Within the entries below, every line containing "content" is to be copied.

─── DATA TO PROCESS ───

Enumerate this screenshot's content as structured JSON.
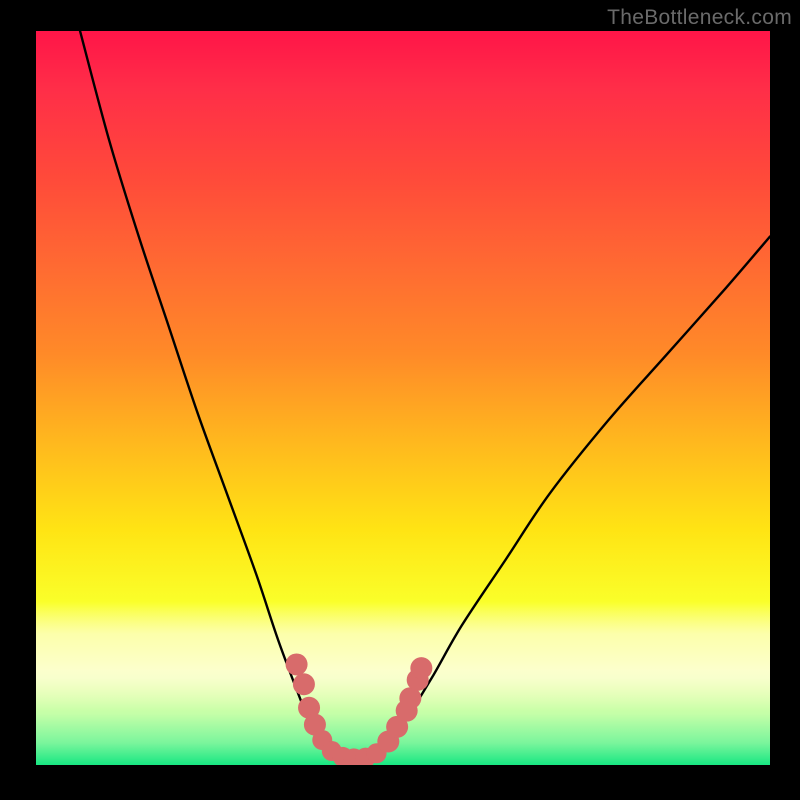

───
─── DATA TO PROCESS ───

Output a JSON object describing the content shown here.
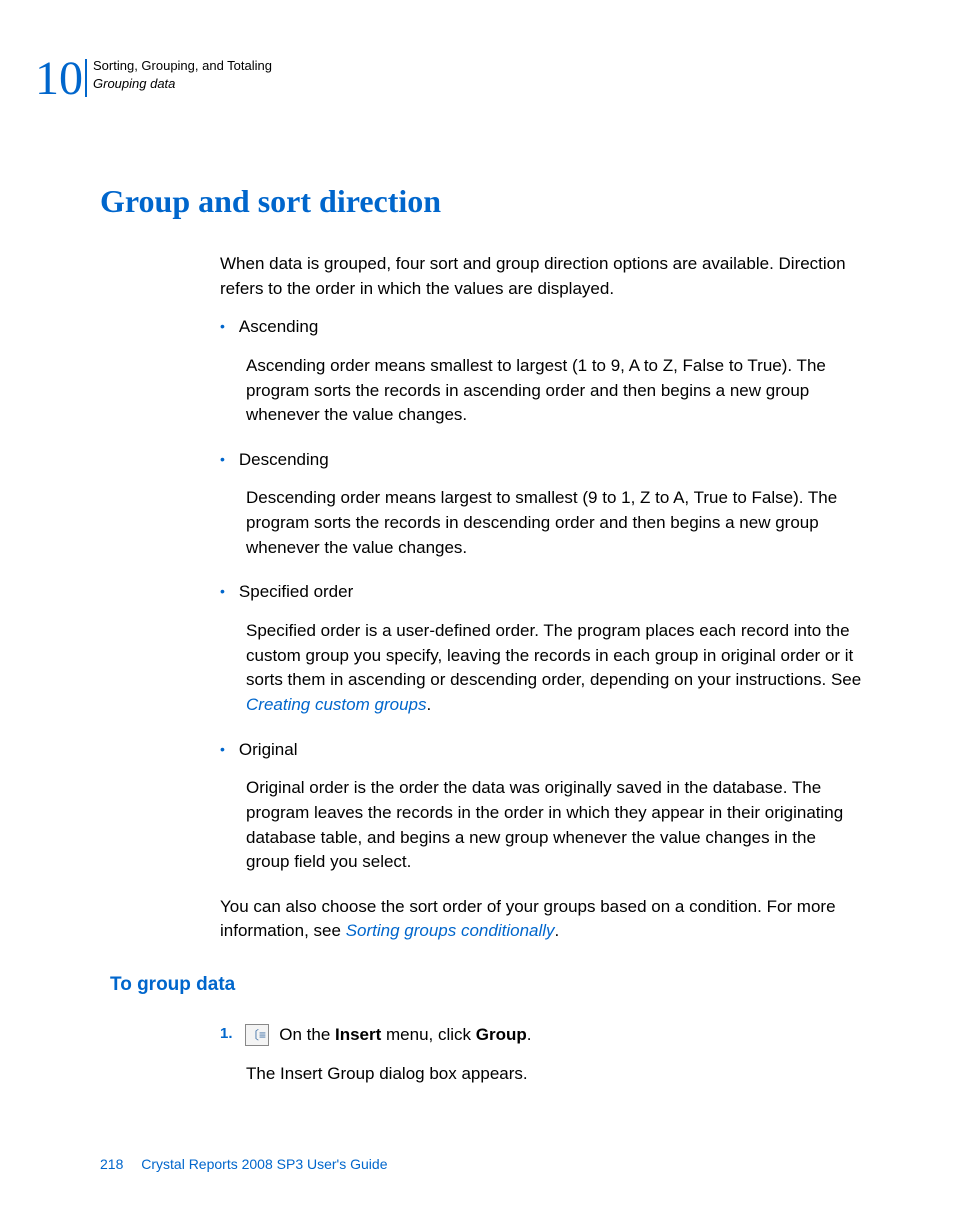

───
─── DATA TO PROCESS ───

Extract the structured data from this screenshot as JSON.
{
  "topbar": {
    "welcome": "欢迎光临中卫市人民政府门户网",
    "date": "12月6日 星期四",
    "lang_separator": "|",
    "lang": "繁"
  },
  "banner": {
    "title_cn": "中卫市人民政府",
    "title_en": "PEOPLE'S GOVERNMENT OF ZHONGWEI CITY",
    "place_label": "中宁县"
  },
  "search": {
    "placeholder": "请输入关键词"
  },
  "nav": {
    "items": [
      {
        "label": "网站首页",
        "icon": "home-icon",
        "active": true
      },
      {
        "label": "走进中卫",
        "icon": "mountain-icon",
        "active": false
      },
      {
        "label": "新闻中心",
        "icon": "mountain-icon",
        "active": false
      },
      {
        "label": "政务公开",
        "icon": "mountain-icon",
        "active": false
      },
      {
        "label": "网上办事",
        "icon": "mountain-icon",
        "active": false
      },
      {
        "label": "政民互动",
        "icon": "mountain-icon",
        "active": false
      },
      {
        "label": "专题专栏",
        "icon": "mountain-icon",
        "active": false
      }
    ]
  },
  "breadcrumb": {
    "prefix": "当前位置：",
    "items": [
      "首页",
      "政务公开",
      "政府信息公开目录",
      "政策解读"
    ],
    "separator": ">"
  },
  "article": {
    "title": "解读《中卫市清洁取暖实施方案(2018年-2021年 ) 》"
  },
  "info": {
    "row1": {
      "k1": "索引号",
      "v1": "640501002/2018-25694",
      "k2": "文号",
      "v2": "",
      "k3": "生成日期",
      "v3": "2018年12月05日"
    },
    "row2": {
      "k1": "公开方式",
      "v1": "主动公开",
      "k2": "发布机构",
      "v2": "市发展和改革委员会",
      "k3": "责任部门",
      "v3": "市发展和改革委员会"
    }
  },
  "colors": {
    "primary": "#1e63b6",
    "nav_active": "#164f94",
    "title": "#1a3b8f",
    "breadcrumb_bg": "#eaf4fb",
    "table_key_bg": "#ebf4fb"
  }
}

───

**RESPONSE TO THE EXERCISE**
Enumerate this screenshot's content as structured JSON.
Output a JSON object describing the content shown here.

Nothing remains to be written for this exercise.